━━━━━ SUPPLIED DATA
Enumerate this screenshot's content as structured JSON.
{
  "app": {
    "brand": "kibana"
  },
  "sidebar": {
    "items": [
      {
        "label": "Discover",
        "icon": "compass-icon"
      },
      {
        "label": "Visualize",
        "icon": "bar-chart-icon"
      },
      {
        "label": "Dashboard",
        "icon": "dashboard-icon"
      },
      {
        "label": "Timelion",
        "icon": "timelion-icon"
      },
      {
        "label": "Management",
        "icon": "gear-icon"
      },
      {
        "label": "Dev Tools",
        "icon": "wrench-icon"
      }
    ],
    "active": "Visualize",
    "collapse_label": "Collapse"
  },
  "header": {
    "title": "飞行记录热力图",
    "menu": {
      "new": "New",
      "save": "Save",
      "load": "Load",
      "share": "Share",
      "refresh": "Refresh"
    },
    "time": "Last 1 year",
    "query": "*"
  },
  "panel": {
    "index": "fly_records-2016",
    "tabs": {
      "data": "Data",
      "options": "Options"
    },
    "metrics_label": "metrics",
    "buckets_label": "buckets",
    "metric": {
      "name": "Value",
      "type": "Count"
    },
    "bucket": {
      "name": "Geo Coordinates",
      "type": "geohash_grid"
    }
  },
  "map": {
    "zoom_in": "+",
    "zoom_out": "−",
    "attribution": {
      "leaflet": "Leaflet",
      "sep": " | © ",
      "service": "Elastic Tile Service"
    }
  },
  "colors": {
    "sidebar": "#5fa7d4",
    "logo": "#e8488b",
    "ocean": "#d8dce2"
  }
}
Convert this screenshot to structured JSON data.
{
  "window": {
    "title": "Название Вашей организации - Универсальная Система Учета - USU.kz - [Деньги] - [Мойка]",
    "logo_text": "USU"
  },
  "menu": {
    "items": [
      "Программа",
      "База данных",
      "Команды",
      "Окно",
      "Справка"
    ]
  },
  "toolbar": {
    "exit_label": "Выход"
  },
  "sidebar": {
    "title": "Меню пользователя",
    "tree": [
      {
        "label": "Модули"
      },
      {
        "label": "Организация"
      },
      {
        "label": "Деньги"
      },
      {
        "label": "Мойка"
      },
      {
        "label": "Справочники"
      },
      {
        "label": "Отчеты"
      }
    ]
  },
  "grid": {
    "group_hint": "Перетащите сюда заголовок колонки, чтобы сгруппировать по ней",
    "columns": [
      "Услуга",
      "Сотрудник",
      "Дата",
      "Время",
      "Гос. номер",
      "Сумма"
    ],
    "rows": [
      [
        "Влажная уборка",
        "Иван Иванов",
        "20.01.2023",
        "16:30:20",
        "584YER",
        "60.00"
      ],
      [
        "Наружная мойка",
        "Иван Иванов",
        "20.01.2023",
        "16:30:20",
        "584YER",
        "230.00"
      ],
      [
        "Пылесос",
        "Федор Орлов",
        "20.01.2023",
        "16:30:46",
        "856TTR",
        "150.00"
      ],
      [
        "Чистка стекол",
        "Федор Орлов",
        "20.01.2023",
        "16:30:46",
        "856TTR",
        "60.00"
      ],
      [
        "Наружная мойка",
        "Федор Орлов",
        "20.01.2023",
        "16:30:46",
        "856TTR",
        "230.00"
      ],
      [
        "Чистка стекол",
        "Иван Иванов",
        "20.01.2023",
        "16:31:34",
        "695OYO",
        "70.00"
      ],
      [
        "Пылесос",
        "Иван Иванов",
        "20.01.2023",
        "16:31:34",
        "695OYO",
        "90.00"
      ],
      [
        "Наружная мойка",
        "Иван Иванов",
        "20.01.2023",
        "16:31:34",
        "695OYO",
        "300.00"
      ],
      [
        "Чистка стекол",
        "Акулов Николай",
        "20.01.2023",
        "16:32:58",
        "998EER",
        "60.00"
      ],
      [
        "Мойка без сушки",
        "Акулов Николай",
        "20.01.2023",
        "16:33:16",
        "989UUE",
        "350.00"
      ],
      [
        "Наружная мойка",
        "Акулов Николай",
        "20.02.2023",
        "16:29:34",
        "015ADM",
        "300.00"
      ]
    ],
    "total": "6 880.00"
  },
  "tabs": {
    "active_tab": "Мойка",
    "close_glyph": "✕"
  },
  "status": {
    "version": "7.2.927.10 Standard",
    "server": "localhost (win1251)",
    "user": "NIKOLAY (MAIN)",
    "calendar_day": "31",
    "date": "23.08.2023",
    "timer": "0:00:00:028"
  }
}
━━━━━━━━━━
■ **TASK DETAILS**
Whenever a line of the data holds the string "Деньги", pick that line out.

■ **WRITTEN SOLUTION**
    "title": "Название Вашей организации - Универсальная Система Учета - USU.kz - [Деньги] - [Мойка]",
        "label": "Деньги"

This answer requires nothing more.